All Discover cards begin with the number 6. The length of the account number differs depending on the card type. Discover credit cards have 16 digits, while Discover debit cards have 19 digits. Additionally, the first six digits of a Discover credit card account number are the issuing bank identification number (BIN).
American Express (also called Amex) cards have 15-digit card numbers. The first two digits are the Major Industry Identifier (MII) — 34 for American Express, 37 for American Express Corporate. The next six digits are the Individual Account Number. The final digit is the check digit ( used to validate the card number).
The number of digits in a credit card can vary, but most have between 12 and 16 digits. The number of digits in a credit card number is part of the card’s security features. The extra digits help to verify that the card is legitimate and that it hasn’t been tampered with.
The CVV number is the three- or four-digit number on the back (or front, in the case of American Express) of your credit card. This number adds an extra layer of security when you’re making online or phone purchases.
When you’re making a purchase online or over the phone, the merchant will usually ask for your CVV number as a way to verify that you have the physical card in your possession. This helps to prevent fraud and protects both the merchant and the cardholder.
If you’re ever unsure of whether or not a website is safe to input your CVV number, you can always call the customer service number on the back of your card and ask if it’s a valid site. Better safe than sorry!
Credit cards have a lot of security features, but one of the most important is AVS, or Address Verification System. This system verifies that the credit card number you’re using matches the billing address on file for that card. This helps to prevent fraud and protects both the credit card issuer and the merchant.
AVS checks are typically done by the credit card processor, not by the credit card issuer. That means that even if your credit card issuer doesn’t offer AVS, your transactions will still be protected. For example, Visa offers AVS protection for all transactions, even if the credit card issuer doesn’t offer it. Mastercard offers AVS protection for transactions in the US, Canada, and some other countries.
AVS is a free service, and there’s no need to sign up for it. When you make a purchase with your credit card, the merchant will send your information to the credit card processor. The processor will then check to see if your billing address matches the address on file for your credit card. If it does, then the transaction will be approved.
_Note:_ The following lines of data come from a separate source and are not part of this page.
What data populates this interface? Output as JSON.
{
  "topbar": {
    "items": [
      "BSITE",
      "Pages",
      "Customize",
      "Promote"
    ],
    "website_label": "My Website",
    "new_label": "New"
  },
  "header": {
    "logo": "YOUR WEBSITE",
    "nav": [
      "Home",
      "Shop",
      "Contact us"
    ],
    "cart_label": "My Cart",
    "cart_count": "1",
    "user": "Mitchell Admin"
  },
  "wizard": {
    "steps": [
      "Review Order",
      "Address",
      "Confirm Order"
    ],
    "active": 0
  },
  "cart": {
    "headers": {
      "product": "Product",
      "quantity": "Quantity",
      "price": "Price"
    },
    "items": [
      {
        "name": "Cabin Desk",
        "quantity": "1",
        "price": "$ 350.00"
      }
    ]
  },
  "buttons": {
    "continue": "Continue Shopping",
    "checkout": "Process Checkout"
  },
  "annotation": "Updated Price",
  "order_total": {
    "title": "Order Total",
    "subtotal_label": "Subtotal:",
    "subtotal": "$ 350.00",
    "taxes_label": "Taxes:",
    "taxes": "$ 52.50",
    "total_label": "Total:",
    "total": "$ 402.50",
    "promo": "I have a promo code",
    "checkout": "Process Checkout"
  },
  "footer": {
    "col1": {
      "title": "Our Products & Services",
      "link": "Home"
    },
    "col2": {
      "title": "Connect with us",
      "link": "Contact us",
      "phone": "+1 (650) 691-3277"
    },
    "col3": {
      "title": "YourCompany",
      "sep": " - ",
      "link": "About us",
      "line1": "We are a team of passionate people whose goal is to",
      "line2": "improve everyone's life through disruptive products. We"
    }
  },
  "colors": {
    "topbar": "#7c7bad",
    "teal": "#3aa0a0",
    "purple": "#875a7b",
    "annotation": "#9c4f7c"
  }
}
If it doesn’t, then the transaction will be declined.
It’s important to note that AVS is not foolproof. If someone has your credit card number and knows your billing address, they may still be able to make unauthorized purchases with your card. That’s why it’s also important to keep an eye on your account activity and report any suspicious activity to your credit card issuer right away.
3-D Secure is an authentication protocol that allows online shoppers to opt in to verified by Visa or MasterCard SecureCode when making a card-not-present transaction. This extra layer of security is designed to reduce fraud and protect cardholders by authenticating the cardholder’s identity during the transaction.
When a shopper opts in to 3-D Secure, they will be prompted by their bank to enter a one-time code or password that has been assigned to them. This code is typically sent via SMS or generated by an app on the cardholder’s mobile device. Once the code has been entered, the transaction can proceed as normal.
If the cardholder does not have a one-time code or password, they can still complete the transaction without 3-D Secure. However, they may be liable for any fraud that occurs as a result of the transaction. For this reason, it’s generally advisable to opt in to 3-D Secure when it is offered.